Stepping into Comer & Co., the latest design shop in Georgetown’s Book Hill neighborhood, is like being invited to a private home.
The pink clapboard house at 1659 Wisconsin Ave. NW has four rooms filled with vignettes set up to show customers how to put old and new together. The shop includes European antiques, midcentury tables and chairs and vintage accessories. The artful mix: 19th-century plaster busts of George Washington, 1920s French Deco chairs, gold Chinese pagodas, 1930s stone garden frogs and 1960s Lucite coffee tables.
In one corner, a pair of robin’s-egg blue vintage Christopher Spitzmiller lamps ($1,690 apiece) sit atop an 18th-century Scottish mahogany sideboard ($6,400). Seagrass carpeting, gray walls (Revere Pewter by Benjamin Moore) and a pink ceiling painted the same color as the exterior (Rose Reflection by Benjamin Moore) set off California beeswax candles in 25 colors ($8.50 per pair of tapers) and 18th-century corkscrews ($175 to $250).
The shop reflects the style of Fred Comer and partner Mark Manoff, who opened their first store two years ago in Kilmarnock on Virginia’s Northern Neck. They are also dealers on 1stdibs.com, an online marketplace for antiques.
Comer and Manoff have an advertising and publishing background working with clients such as Architectural Digest and Town & Country. They live in Georgetown and Irvington. Like many others, they started in the business by being collectors themselves. “Antique furniture and paintings have always been a passion for us,” Comer says. “We set up our first house and decided to buy what we could afford. Then we began upgrading and selling pieces we had to get ones we like better. Now we help others.”
We recently spoke with Comer at the Georgetown store. He sat in a 19th-century French armchair and I sat in an 18th-century English chinoiserie side chair.
Lots of antique dealers have closed, yet you’re expanding. What’s the state of the antiques business?
The days of antique shops filled with brown furniture has passed. The solid, old, quality pieces have their place, but they have to be integrated with lighter things, such as painted furniture, glass or Lucite. Today, the function of some of the old standbys has changed with younger people using antique sideboards as bars in family rooms or as storage in a front hallway.
Does old brown furniture get a bad rap from those who describe it as fusty and granny-looking?

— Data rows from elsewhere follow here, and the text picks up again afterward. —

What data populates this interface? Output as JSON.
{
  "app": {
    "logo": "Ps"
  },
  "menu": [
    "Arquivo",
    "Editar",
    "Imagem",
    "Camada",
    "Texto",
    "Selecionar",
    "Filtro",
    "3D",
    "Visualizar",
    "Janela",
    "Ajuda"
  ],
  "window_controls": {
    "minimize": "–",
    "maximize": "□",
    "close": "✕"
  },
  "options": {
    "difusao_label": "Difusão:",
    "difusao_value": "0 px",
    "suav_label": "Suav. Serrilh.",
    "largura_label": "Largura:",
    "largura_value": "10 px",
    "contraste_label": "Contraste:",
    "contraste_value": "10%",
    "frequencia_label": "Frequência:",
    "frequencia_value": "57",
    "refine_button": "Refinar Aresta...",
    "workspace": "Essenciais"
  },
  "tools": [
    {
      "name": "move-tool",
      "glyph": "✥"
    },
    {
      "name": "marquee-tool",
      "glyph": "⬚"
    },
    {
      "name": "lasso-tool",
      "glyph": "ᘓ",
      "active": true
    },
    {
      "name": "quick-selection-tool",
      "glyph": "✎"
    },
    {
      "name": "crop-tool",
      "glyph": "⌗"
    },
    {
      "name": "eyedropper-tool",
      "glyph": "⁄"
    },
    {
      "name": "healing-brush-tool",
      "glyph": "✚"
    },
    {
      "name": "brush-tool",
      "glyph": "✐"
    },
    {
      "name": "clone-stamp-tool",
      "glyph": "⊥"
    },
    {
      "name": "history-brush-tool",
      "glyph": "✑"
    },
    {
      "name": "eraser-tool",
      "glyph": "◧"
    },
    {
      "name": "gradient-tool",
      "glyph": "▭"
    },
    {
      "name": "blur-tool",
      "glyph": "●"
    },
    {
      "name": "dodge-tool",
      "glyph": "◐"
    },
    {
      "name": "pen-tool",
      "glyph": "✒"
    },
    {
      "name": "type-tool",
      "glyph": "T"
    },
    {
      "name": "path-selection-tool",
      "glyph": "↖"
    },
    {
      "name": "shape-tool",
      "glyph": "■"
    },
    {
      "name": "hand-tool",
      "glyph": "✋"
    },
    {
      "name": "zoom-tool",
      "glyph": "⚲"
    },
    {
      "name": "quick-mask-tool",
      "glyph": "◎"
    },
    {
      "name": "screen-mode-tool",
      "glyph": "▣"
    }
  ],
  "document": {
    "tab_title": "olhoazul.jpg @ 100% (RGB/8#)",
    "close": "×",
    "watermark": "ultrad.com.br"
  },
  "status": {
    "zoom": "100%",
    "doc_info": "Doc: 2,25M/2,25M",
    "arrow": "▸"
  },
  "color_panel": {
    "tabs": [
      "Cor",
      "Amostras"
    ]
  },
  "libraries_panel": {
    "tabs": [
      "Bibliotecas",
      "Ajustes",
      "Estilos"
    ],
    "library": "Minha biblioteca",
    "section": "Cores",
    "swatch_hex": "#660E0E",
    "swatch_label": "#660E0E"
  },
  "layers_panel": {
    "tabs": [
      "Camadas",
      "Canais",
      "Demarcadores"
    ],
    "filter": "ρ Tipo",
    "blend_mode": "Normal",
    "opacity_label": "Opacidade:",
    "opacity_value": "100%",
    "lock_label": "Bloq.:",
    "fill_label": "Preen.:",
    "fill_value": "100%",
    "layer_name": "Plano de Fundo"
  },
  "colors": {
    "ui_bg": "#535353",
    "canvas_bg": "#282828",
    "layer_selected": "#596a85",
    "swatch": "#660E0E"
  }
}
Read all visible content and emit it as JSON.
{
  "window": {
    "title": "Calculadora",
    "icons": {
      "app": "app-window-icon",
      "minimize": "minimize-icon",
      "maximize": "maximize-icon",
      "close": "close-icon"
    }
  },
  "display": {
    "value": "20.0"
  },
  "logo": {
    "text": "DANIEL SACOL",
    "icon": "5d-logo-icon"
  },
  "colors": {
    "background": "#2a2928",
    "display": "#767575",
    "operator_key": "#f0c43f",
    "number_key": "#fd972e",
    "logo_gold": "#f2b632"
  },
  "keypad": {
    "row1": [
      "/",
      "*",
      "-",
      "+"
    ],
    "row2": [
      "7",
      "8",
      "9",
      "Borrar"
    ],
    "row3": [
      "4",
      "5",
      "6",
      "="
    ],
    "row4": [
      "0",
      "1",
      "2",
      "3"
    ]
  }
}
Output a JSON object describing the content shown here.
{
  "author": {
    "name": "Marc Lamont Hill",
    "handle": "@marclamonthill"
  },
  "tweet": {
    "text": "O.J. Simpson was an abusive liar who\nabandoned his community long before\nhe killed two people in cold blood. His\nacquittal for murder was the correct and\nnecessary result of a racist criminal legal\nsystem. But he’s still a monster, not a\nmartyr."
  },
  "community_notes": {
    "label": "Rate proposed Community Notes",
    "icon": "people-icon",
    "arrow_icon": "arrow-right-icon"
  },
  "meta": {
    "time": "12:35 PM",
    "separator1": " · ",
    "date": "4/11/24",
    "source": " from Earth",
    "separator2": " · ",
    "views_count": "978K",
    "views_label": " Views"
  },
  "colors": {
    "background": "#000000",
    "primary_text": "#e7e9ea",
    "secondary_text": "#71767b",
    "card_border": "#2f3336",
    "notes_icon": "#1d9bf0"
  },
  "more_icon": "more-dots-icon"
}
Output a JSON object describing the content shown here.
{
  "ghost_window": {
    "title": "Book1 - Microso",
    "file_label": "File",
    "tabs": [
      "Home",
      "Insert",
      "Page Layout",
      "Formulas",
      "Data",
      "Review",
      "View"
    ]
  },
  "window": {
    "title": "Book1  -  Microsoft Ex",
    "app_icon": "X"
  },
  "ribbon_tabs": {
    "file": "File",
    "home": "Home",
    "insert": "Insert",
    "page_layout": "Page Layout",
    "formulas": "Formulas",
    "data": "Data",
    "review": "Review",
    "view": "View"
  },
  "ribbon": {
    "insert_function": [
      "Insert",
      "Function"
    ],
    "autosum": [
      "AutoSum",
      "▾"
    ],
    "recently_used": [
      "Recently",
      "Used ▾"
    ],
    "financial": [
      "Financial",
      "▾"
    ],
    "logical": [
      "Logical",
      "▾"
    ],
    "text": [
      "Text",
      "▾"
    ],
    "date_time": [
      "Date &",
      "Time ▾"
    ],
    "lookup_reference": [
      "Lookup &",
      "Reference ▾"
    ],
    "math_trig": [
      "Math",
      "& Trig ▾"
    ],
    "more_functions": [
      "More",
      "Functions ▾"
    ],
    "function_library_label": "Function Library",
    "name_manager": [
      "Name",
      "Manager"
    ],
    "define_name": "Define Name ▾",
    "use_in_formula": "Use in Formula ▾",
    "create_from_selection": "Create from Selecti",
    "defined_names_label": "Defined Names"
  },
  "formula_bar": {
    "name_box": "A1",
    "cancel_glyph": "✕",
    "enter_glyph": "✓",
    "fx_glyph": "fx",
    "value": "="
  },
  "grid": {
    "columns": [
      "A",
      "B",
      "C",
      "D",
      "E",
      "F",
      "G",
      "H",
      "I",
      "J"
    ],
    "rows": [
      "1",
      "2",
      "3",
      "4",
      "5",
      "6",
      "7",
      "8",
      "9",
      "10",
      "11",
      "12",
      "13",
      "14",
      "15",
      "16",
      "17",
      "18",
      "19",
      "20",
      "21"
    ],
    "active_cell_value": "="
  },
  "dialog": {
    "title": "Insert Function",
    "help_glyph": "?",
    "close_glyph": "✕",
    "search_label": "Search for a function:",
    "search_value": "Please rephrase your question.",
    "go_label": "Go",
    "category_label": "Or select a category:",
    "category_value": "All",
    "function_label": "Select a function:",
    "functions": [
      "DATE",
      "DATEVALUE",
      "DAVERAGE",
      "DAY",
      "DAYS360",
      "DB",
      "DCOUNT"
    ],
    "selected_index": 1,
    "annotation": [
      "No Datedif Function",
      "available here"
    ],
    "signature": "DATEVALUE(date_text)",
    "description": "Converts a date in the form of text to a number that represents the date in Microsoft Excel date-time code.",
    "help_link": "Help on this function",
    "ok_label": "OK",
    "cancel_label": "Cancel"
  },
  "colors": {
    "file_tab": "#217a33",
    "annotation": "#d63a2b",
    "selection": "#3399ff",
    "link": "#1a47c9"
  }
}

Yes and it shouldn’t. These pieces lend a sense of permanence and history to a room. Antiques are green, and this bears repeating. The tree used to make this table [he points to the mahogany Scottish sideboard dating back to 1790] was harvested 200 years ago and has served 10 generations. It will likely carry on for another 10. It has lasting beauty and quality.
Why did you choose to open in Washington?
This is an interesting town. Lots of people are retiring from bigger homes to smaller townhouses and many live in apartments or condos. There are plenty of furniture stores selling big marshmallow sofas and chairs that just won’t work in these small spaces.
How has the antiques business changed?
People are not purist collectors anymore. They don’t just look for Chinese export porcelain or French furniture. Today, people want a mix.
Are antiques still good investments?
Yes. You live with these pieces and they won’t drop in value like a new piece of furniture does. Usually, when you are done with it, there is someone else waiting who wants it.
What’s your favorite piece in the shop?
I like the silver-leaf Italian bombe chest with the faux black marble top. It works in virtually any room: in a front hall, as a bedside table or in a dining room. This piece is a 1950s reinterpretation of an 18th-century form. The silver-leaf gives it a fresh, modern feel.